Scan the data for lines with "ffffff" and report the count by itself.

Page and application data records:
= = = =

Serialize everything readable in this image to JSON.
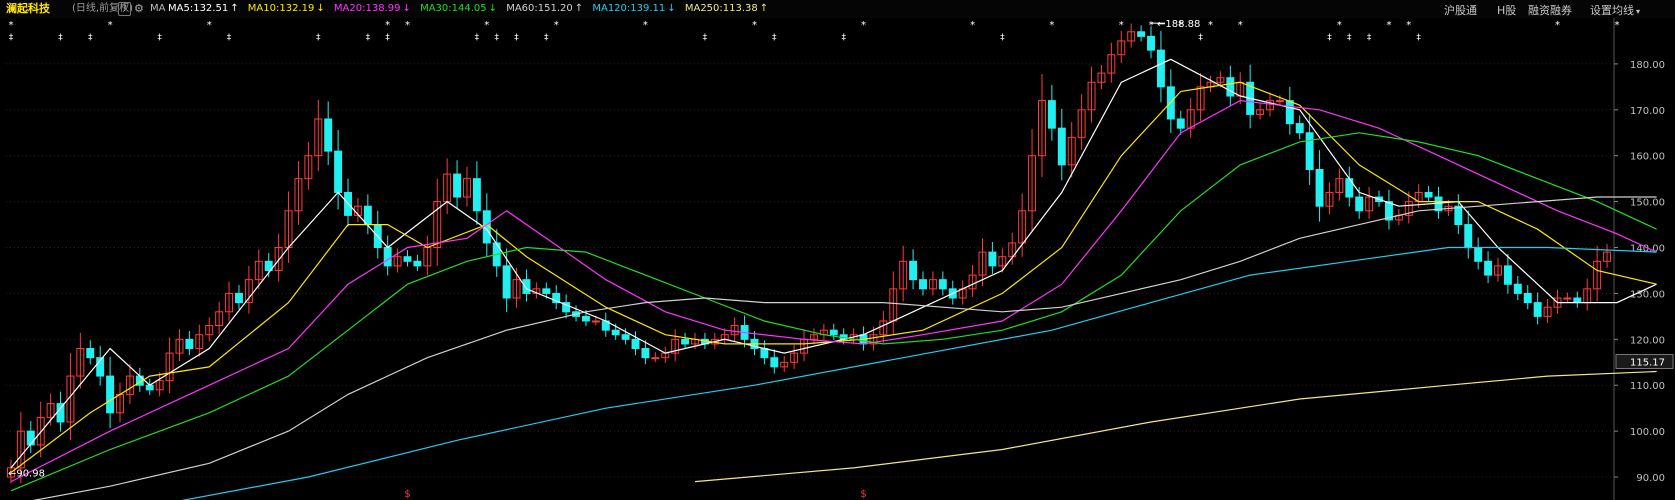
{
  "header": {
    "stock_name": "澜起科技",
    "period": "(日线,前复权)",
    "help": "?",
    "ma_label": "MA",
    "ma_items": [
      {
        "label": "MA5:132.51",
        "arrow": "↑",
        "color": "#ffffff"
      },
      {
        "label": "MA10:132.19",
        "arrow": "↓",
        "color": "#ffe600"
      },
      {
        "label": "MA20:138.99",
        "arrow": "↓",
        "color": "#ff33ff"
      },
      {
        "label": "MA30:144.05",
        "arrow": "↓",
        "color": "#22dd22"
      },
      {
        "label": "MA60:151.20",
        "arrow": "↑",
        "color": "#d0d0d0"
      },
      {
        "label": "MA120:139.11",
        "arrow": "↓",
        "color": "#22ccee"
      },
      {
        "label": "MA250:113.38",
        "arrow": "↑",
        "color": "#f0e68c"
      }
    ],
    "menu": [
      "沪股通",
      "H股",
      "融资融券",
      "设置均线"
    ]
  },
  "colors": {
    "up": "#ff3b3b",
    "down": "#22f0f0",
    "grid": "#3a1a1a",
    "axis_text": "#c0c0c0",
    "price_tag_bg": "#1a1a1a",
    "marker": "#ffffff",
    "dollar_marker": "#ff3b3b"
  },
  "chart_data": {
    "type": "candlestick",
    "ylim": [
      85,
      190
    ],
    "yticks": [
      90,
      100,
      110,
      120,
      130,
      140,
      150,
      160,
      170,
      180
    ],
    "ytick_labels": [
      "90.00",
      "100.00",
      "110.00",
      "120.00",
      "130.00",
      "140.00",
      "150.00",
      "160.00",
      "170.00",
      "180.00"
    ],
    "current_price": 115.17,
    "current_price_label": "115.17",
    "high_annotation": {
      "value": 188.88,
      "label": "188.88",
      "index": 115
    },
    "low_annotation": {
      "value": 90.98,
      "label": "90.98",
      "index": 0
    },
    "dollar_markers": [
      {
        "index": 40,
        "label": "$"
      },
      {
        "index": 86,
        "label": "$"
      }
    ],
    "star_markers_row1": [
      0,
      10,
      20,
      38,
      40,
      48,
      55,
      64,
      75,
      86,
      97,
      105,
      112,
      115,
      118,
      121,
      124,
      134,
      139,
      141,
      156,
      162
    ],
    "star_markers_row2": [
      0,
      5,
      8,
      15,
      22,
      31,
      36,
      38,
      47,
      49,
      51,
      54,
      70,
      77,
      84,
      100,
      120,
      133,
      135,
      137,
      142
    ],
    "closes": [
      92,
      100,
      97,
      103,
      106,
      102,
      112,
      118,
      116,
      112,
      104,
      108,
      112,
      110,
      109,
      111,
      117,
      120,
      118,
      121,
      123,
      126,
      130,
      128,
      133,
      137,
      135,
      140,
      148,
      155,
      160,
      168,
      161,
      152,
      147,
      149,
      145,
      140,
      136,
      138,
      137,
      136,
      140,
      150,
      156,
      151,
      155,
      148,
      141,
      136,
      129,
      133,
      130,
      131,
      130,
      128,
      126,
      125,
      124,
      124,
      122,
      121,
      120,
      118,
      116,
      116,
      117,
      120,
      119,
      120,
      119,
      120,
      121,
      123,
      120,
      118,
      116,
      114,
      115,
      117,
      120,
      121,
      122,
      121,
      120,
      121,
      119,
      121,
      124,
      131,
      137,
      133,
      131,
      133,
      131,
      129,
      131,
      134,
      139,
      136,
      138,
      141,
      148,
      160,
      172,
      166,
      158,
      164,
      170,
      176,
      178,
      182,
      185,
      187,
      186,
      183,
      175,
      168,
      166,
      170,
      175,
      176,
      177,
      173,
      176,
      169,
      170,
      172,
      172,
      167,
      165,
      157,
      149,
      152,
      155,
      151,
      148,
      151,
      150,
      146,
      147,
      150,
      152,
      151,
      148,
      149,
      145,
      140,
      137,
      134,
      136,
      132,
      130,
      128,
      125,
      127,
      129,
      129,
      128,
      131,
      137,
      139
    ],
    "series": [
      {
        "name": "MA5",
        "color": "#ffffff",
        "values": [
          [
            0,
            92
          ],
          [
            10,
            118
          ],
          [
            14,
            110
          ],
          [
            20,
            118
          ],
          [
            28,
            140
          ],
          [
            33,
            152
          ],
          [
            38,
            140
          ],
          [
            44,
            150
          ],
          [
            48,
            144
          ],
          [
            52,
            131
          ],
          [
            60,
            124
          ],
          [
            66,
            117
          ],
          [
            72,
            120
          ],
          [
            78,
            117
          ],
          [
            86,
            121
          ],
          [
            92,
            127
          ],
          [
            100,
            135
          ],
          [
            106,
            152
          ],
          [
            112,
            176
          ],
          [
            117,
            181
          ],
          [
            124,
            173
          ],
          [
            130,
            170
          ],
          [
            136,
            152
          ],
          [
            140,
            149
          ],
          [
            146,
            150
          ],
          [
            150,
            140
          ],
          [
            156,
            128
          ],
          [
            162,
            128
          ],
          [
            166,
            132
          ]
        ]
      },
      {
        "name": "MA10",
        "color": "#ffe600",
        "values": [
          [
            0,
            91
          ],
          [
            8,
            104
          ],
          [
            14,
            112
          ],
          [
            20,
            114
          ],
          [
            28,
            128
          ],
          [
            34,
            145
          ],
          [
            38,
            145
          ],
          [
            42,
            140
          ],
          [
            48,
            145
          ],
          [
            52,
            138
          ],
          [
            60,
            127
          ],
          [
            66,
            121
          ],
          [
            72,
            119
          ],
          [
            80,
            119
          ],
          [
            86,
            120
          ],
          [
            92,
            122
          ],
          [
            100,
            130
          ],
          [
            106,
            140
          ],
          [
            112,
            160
          ],
          [
            118,
            174
          ],
          [
            124,
            176
          ],
          [
            130,
            171
          ],
          [
            136,
            158
          ],
          [
            142,
            150
          ],
          [
            148,
            150
          ],
          [
            154,
            144
          ],
          [
            160,
            135
          ],
          [
            166,
            132
          ]
        ]
      },
      {
        "name": "MA20",
        "color": "#ff33ff",
        "values": [
          [
            0,
            89
          ],
          [
            10,
            100
          ],
          [
            20,
            110
          ],
          [
            28,
            118
          ],
          [
            34,
            132
          ],
          [
            40,
            140
          ],
          [
            46,
            142
          ],
          [
            50,
            148
          ],
          [
            54,
            142
          ],
          [
            60,
            133
          ],
          [
            66,
            126
          ],
          [
            72,
            122
          ],
          [
            80,
            120
          ],
          [
            86,
            119
          ],
          [
            92,
            121
          ],
          [
            100,
            124
          ],
          [
            106,
            132
          ],
          [
            112,
            148
          ],
          [
            118,
            165
          ],
          [
            124,
            172
          ],
          [
            132,
            170
          ],
          [
            138,
            166
          ],
          [
            144,
            160
          ],
          [
            150,
            154
          ],
          [
            156,
            148
          ],
          [
            162,
            143
          ],
          [
            166,
            139
          ]
        ]
      },
      {
        "name": "MA30",
        "color": "#22dd22",
        "values": [
          [
            0,
            87
          ],
          [
            10,
            96
          ],
          [
            20,
            104
          ],
          [
            28,
            112
          ],
          [
            34,
            122
          ],
          [
            40,
            132
          ],
          [
            46,
            137
          ],
          [
            52,
            140
          ],
          [
            58,
            139
          ],
          [
            64,
            134
          ],
          [
            70,
            129
          ],
          [
            76,
            124
          ],
          [
            82,
            121
          ],
          [
            88,
            119
          ],
          [
            94,
            120
          ],
          [
            100,
            122
          ],
          [
            106,
            126
          ],
          [
            112,
            134
          ],
          [
            118,
            148
          ],
          [
            124,
            158
          ],
          [
            130,
            163
          ],
          [
            136,
            165
          ],
          [
            142,
            163
          ],
          [
            148,
            160
          ],
          [
            154,
            155
          ],
          [
            160,
            150
          ],
          [
            166,
            144
          ]
        ]
      },
      {
        "name": "MA60",
        "color": "#d0d0d0",
        "values": [
          [
            0,
            84
          ],
          [
            10,
            88
          ],
          [
            20,
            93
          ],
          [
            28,
            100
          ],
          [
            34,
            108
          ],
          [
            42,
            116
          ],
          [
            50,
            122
          ],
          [
            58,
            126
          ],
          [
            64,
            128
          ],
          [
            70,
            129
          ],
          [
            76,
            128
          ],
          [
            82,
            128
          ],
          [
            88,
            128
          ],
          [
            94,
            127
          ],
          [
            100,
            126
          ],
          [
            106,
            127
          ],
          [
            112,
            130
          ],
          [
            118,
            133
          ],
          [
            124,
            137
          ],
          [
            130,
            142
          ],
          [
            136,
            145
          ],
          [
            142,
            148
          ],
          [
            148,
            149
          ],
          [
            154,
            150
          ],
          [
            160,
            151
          ],
          [
            166,
            151
          ]
        ]
      },
      {
        "name": "MA120",
        "color": "#22ccee",
        "values": [
          [
            0,
            80
          ],
          [
            15,
            84
          ],
          [
            30,
            90
          ],
          [
            45,
            98
          ],
          [
            60,
            105
          ],
          [
            75,
            110
          ],
          [
            90,
            116
          ],
          [
            105,
            122
          ],
          [
            115,
            128
          ],
          [
            125,
            134
          ],
          [
            135,
            137
          ],
          [
            145,
            140
          ],
          [
            155,
            140
          ],
          [
            166,
            139
          ]
        ]
      },
      {
        "name": "MA250",
        "color": "#f0e68c",
        "values": [
          [
            69,
            89
          ],
          [
            85,
            92
          ],
          [
            100,
            96
          ],
          [
            115,
            102
          ],
          [
            130,
            107
          ],
          [
            145,
            110
          ],
          [
            155,
            112
          ],
          [
            166,
            113
          ]
        ]
      }
    ]
  }
}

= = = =

- [WRITTEN SOLUTION]: 3